Node: Ease of Debugging, Next: , Previous: Program Speed, Up: Advantages Over f2c

Ease of Debugging

Because g77 compiles directly to assembler code like gcc, instead of translating to an intermediate language (C) as does f2c, support for debugging can be better for g77 than f2c.

However, although g77 might be somewhat more "native" in terms of debugging support than f2c plus gcc, there still are a lot of things "not quite right". Many of the important ones should be resolved in the near future.

For example, g77 doesn't have to worry about reserved names like f2c does. Given FOR = WHILE, f2c must necessarily translate this to something other than for = while;, because C reserves those words.

However, g77 does still uses things like an extra level of indirection for ENTRY-laden procedures--in this case, because the back end doesn't yet support multiple entry points.

Another example is that, given

     COMMON A, B

the g77 user should be able to access the variables directly, by name, without having to traverse C-like structures and unions, while f2c is unlikely to ever offer this ability (due to limitations in the C language).

However, due to apparent bugs in the back end, g77 currently doesn't take advantage of this facility at all--it doesn't emit any debugging information for COMMON and EQUIVALENCE areas, other than information on the array of char it creates (and, in the case of local EQUIVALENCE, names) for each such area.

Yet another example is arrays. g77 represents them to the debugger using the same "dimensionality" as in the source code, while f2c must necessarily convert them all to one-dimensional arrays to fit into the confines of the C language. However, the level of support offered by debuggers for interactive Fortran-style access to arrays as compiled by g77 can vary widely. In some cases, it can actually be an advantage that f2c converts everything to widely supported C semantics.
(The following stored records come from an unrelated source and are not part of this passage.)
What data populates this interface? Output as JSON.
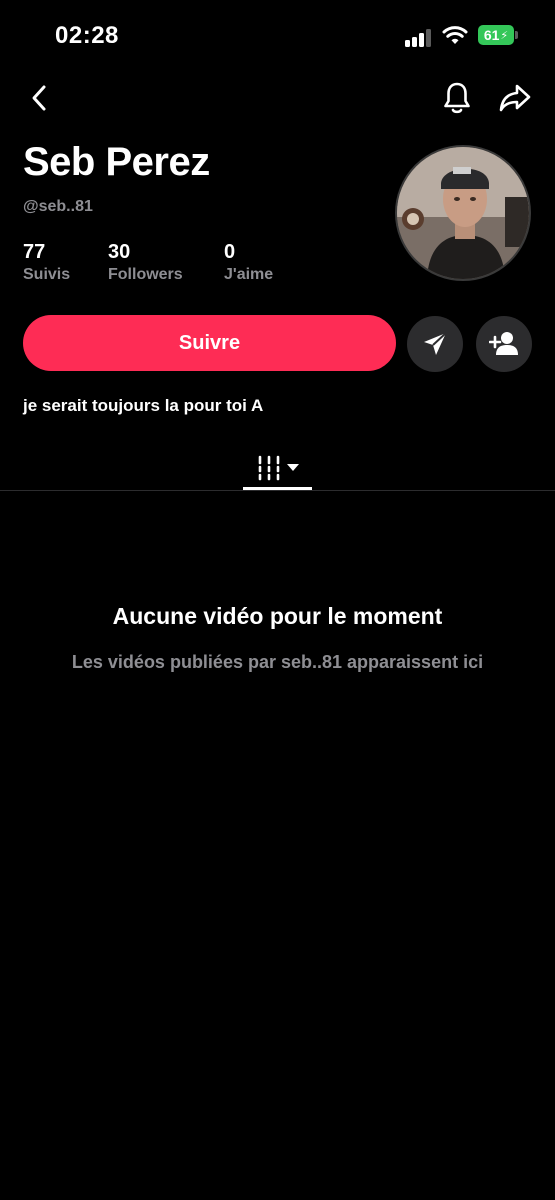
{
  "status_bar": {
    "time": "02:28",
    "battery": "61"
  },
  "icons": {
    "back": "chevron-left-icon",
    "notifications": "bell-icon",
    "share": "share-arrow-icon",
    "message": "send-icon",
    "add_friend": "person-add-icon",
    "videos_tab": "grid-bars-icon",
    "dropdown": "caret-down-icon"
  },
  "profile": {
    "display_name": "Seb Perez",
    "handle": "@seb..81",
    "stats": [
      {
        "value": "77",
        "label": "Suivis"
      },
      {
        "value": "30",
        "label": "Followers"
      },
      {
        "value": "0",
        "label": "J'aime"
      }
    ],
    "bio": "je serait toujours la pour toi A"
  },
  "actions": {
    "follow_label": "Suivre"
  },
  "empty_state": {
    "title": "Aucune vidéo pour le moment",
    "subtitle": "Les vidéos publiées par seb..81 apparaissent ici"
  },
  "colors": {
    "accent": "#fe2c55",
    "background": "#000000",
    "secondary_text": "#8e8e93",
    "battery": "#34c759"
  }
}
In fairness, g77 could do many of the things f2c does to get things working at least as well as f2c--for now, the developers prefer making g77 work the way they think it is supposed to, and finding help improving the other products (the back end of gcc; gdb; and so on) to get things working properly.